UPDATE 2-Mexico's Carstens sees no rate hikes for a while
(Rewrites throughout; adds Carstens quote and byline)
By Michael O'Boyle
MEXICO CITY Dec 10 (Reuters) - The man tapped to run Mexico's central bank said interest rates should be held steady, signaling policymakers may keep borrowing costs low for some time to help the economy recover from a deep recession.
"The Bank of Mexico will have time, a relatively long time, to revise its monetary stance. This should be reflected in similar rates to what we have now," Agustin Carstens said on Thursday a day after being nominated to lead the bank.
"There is not much core inflationary pressure," he told Mexican radio.
Carstens' comments added to investors' views that he will take more time to raise interest rates than would have been the case under outgoing central bank chief Guillermo Ortiz.
Carsten's comments pushed yields on Mexican interest rate futures due next year <0#TII:> lower, with the 28-day TIIE contract due in April falling 4 basis points to 5.21 percent.
"The remarks sound very dovish, and we acknowledge the risk that it may delay tightening," said Jimena Zuniga, an economist at Barclay's in New York.
The former finance minister was nominated on Wednesday to lead the central bank and is likely to be approved by Mexico's Senate this month.
Carstens, an economist trained at University of Chicago, is widely respected on Wall Street. He was the deputy managing director at the International Monetary Fund before taking the finance minister job and spent much of his early career at the central bank, rising to the post of chief economist.
His key challenge in coming months will be to keep inflation in check without choking recent economic growth after Mexico's worst recession since 1932. Output grew in the third quarter but is still far below pre-recession levels.
Carstens' perceived close ties to Calderon, who criticized Ortiz last year for keeping borrowing costs high, have raised questions among investors that his appointment could threaten the central bank's independence.

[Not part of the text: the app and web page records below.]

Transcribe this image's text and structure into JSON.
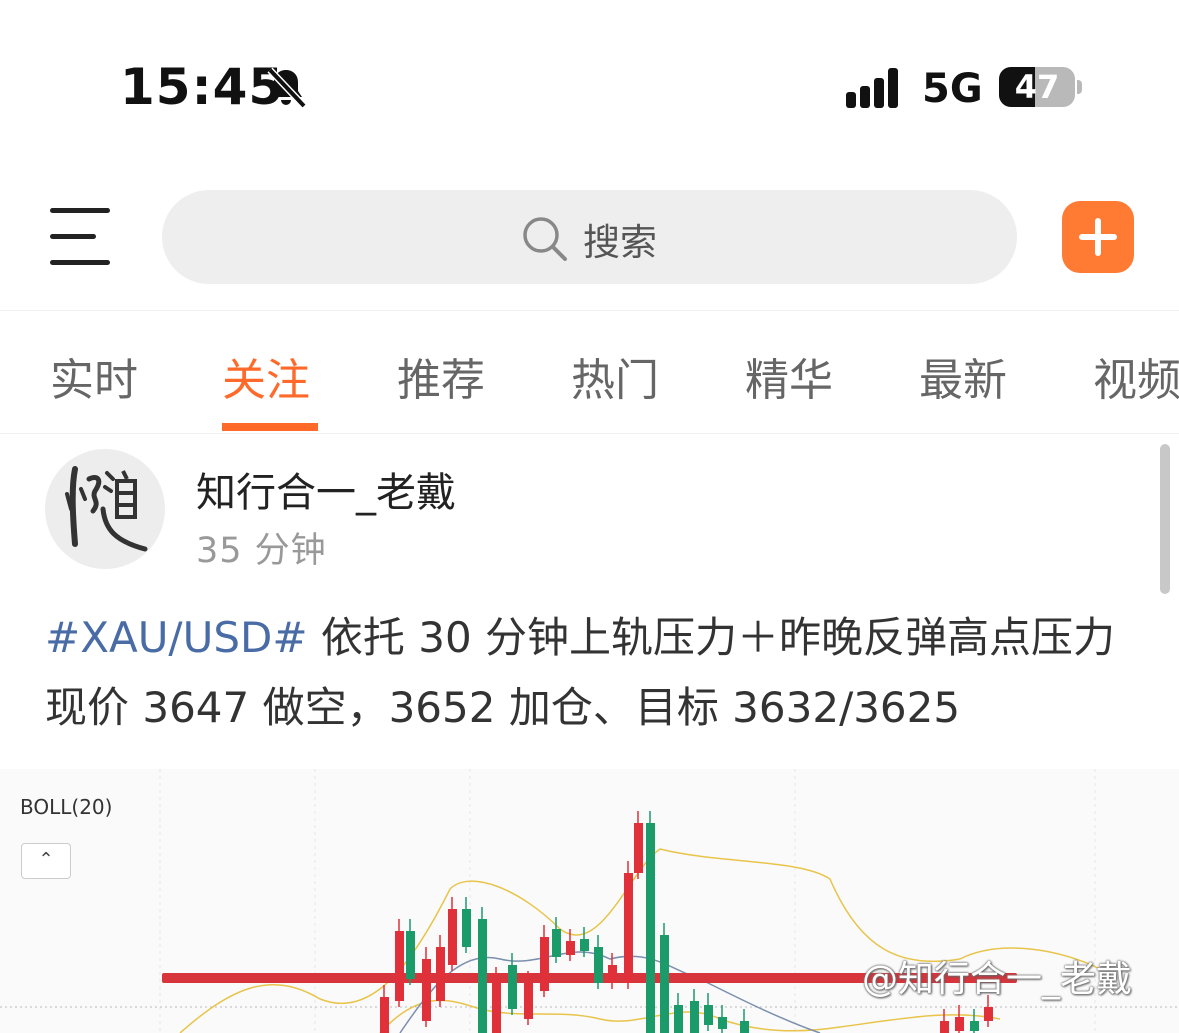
{
  "status_bar": {
    "time": "15:45",
    "network": "5G",
    "battery": "47",
    "battery_level": 0.47
  },
  "header": {
    "search_placeholder": "搜索"
  },
  "tabs": [
    {
      "label": "实时",
      "active": false
    },
    {
      "label": "关注",
      "active": true
    },
    {
      "label": "推荐",
      "active": false
    },
    {
      "label": "热门",
      "active": false
    },
    {
      "label": "精华",
      "active": false
    },
    {
      "label": "最新",
      "active": false
    },
    {
      "label": "视频",
      "active": false
    }
  ],
  "post": {
    "author": "知行合一_老戴",
    "time": "35 分钟",
    "hashtag": "#XAU/USD#",
    "text": " 依托 30 分钟上轨压力＋昨晚反弹高点压力现价 3647 做空，3652 加仓、目标 3632/3625",
    "chart": {
      "indicator_label": "BOLL(20)",
      "collapse_label": "⌃",
      "watermark": "@知行合一_老戴",
      "colors": {
        "up": "#e0313b",
        "down": "#1c9b6a",
        "boll": "#e8c44a",
        "mid": "#7b8fae",
        "resistance": "#d8343c"
      }
    }
  },
  "colors": {
    "accent": "#ff6a2a",
    "hashtag": "#4a6ca6"
  }
}
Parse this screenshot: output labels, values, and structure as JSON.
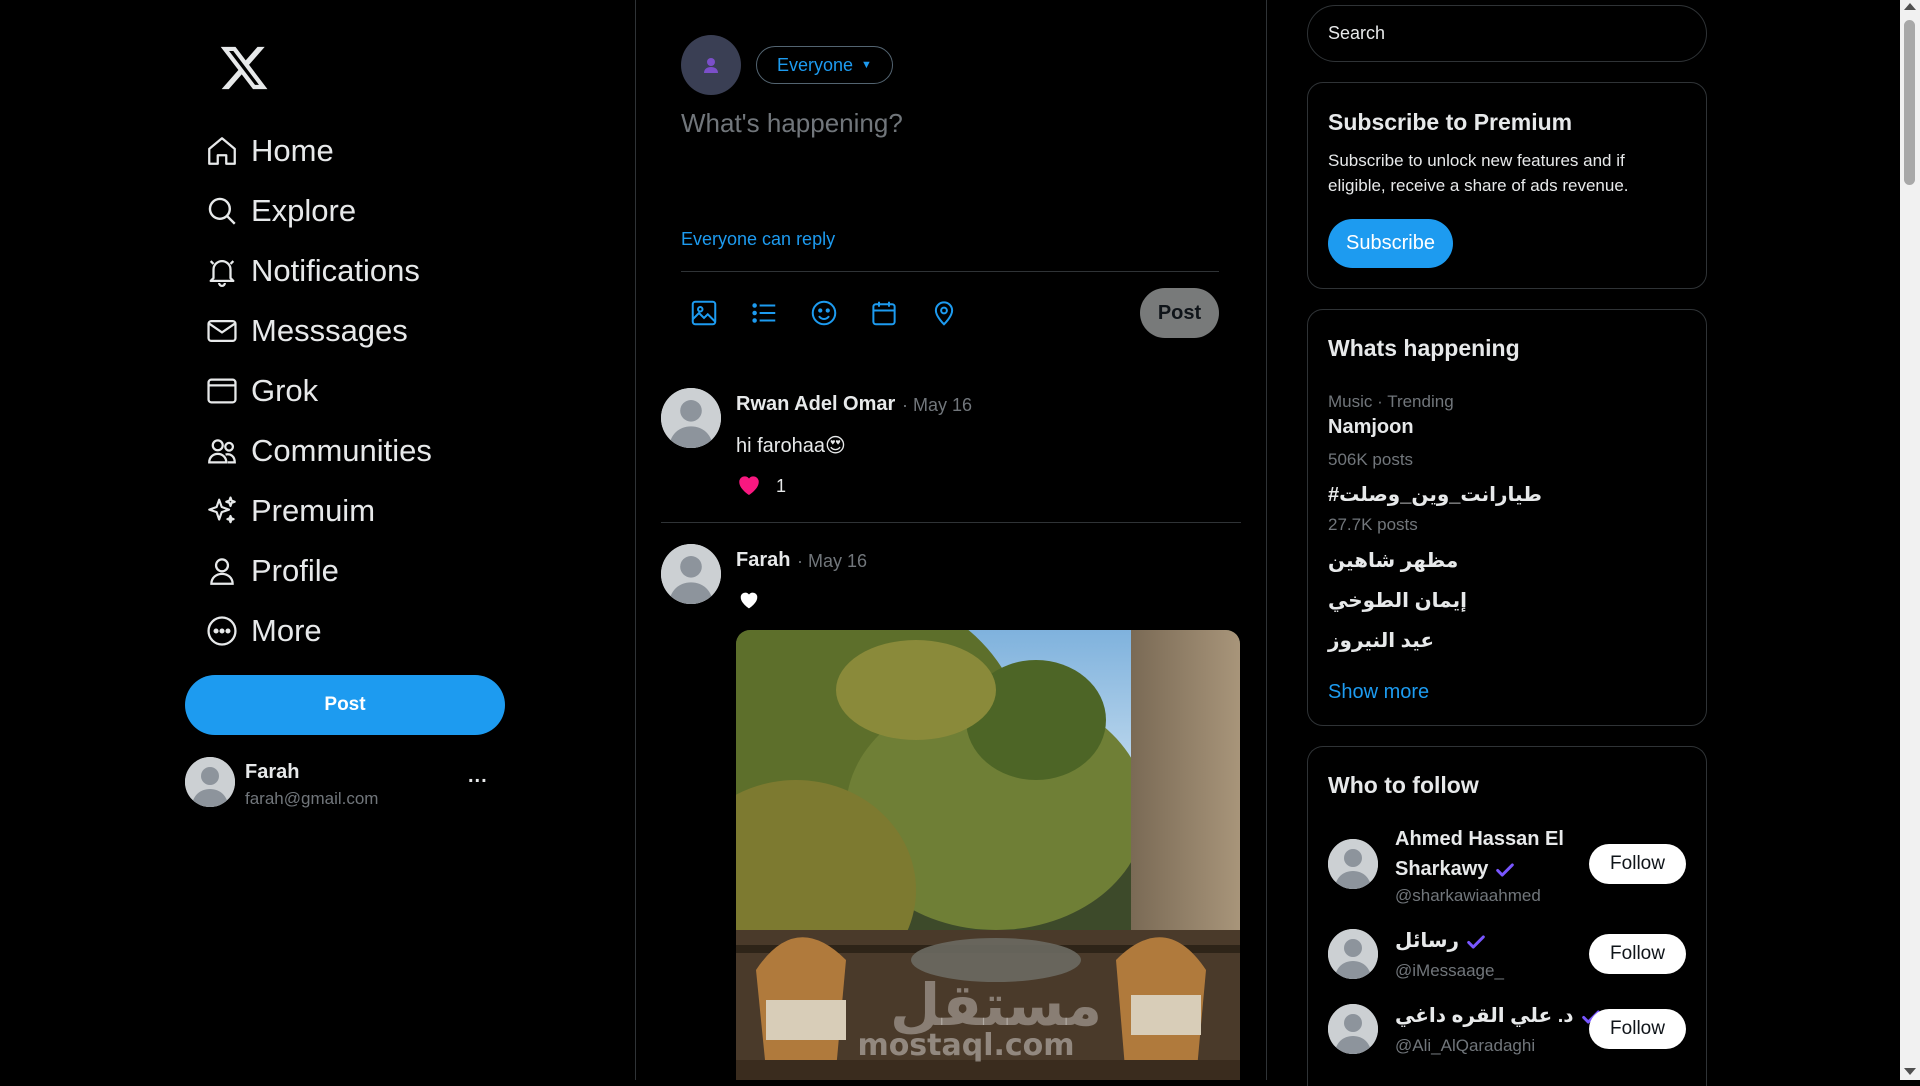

In a nod to those concerns, Carstens stressed he will work closely with President Felipe Calderon but will maintain the central bank's autonomy. He said he would listen to any presidential request to lower borrowing costs, but that he could turn the president down.
"It would be obligatory to listen to the president," Carstens said. "If he isn't right, (I would) tell him it cannot be done right now."
LOOMING TAX INCREASE
Mexico's economy fell into a tailspin late last year as the U.S. recession choked off demand for Mexican exports like cars and refrigerators.
Even as Ortiz lowered interest rates during the first half of this year to fight the recession, the economic slowdown cooled inflation because businesses were reluctant to raise prices during a downturn. Consumer prices rose 3.9 percent in the year through November, the slowest annual rate in nearly two years. [ID:nN09229032]
But inflation is likely to rise again early next year when series of tax increases take effect. With Ortiz at the helm, the central bank warned about tax-related inflation pressure, leading investors to bet on rate hikes next year.
Carstens, however, said inflationary pressures are not a problem at the moment and that the tax increases will have only a one-time impact on inflation. Moreover, he said Mexico's economy is continuing to perform below its potential, cooling inflation.
"A process of sustained increases going forward is not taking hold," Carstens said.
Carstens' exit from the finance ministry, and his replacement by a largely unknown official, Ernesto Cordero, led some to worry the ministry would become less effective, particularly in its efforts to push economic reforms.
Mexico's economy has grown at a slower rate than Brazil and Chile over the last decade because Mexican politicians have put off tough choices on how to reform tax and energy laws.
Cordero, however, said on Thursday he would be keeping Carstens' team in place, and promised to push reforms needed to improve economic growth. (Additional reporting by Veronica Sparrowe; writing by Jason Lange; Editing by Diane Craft)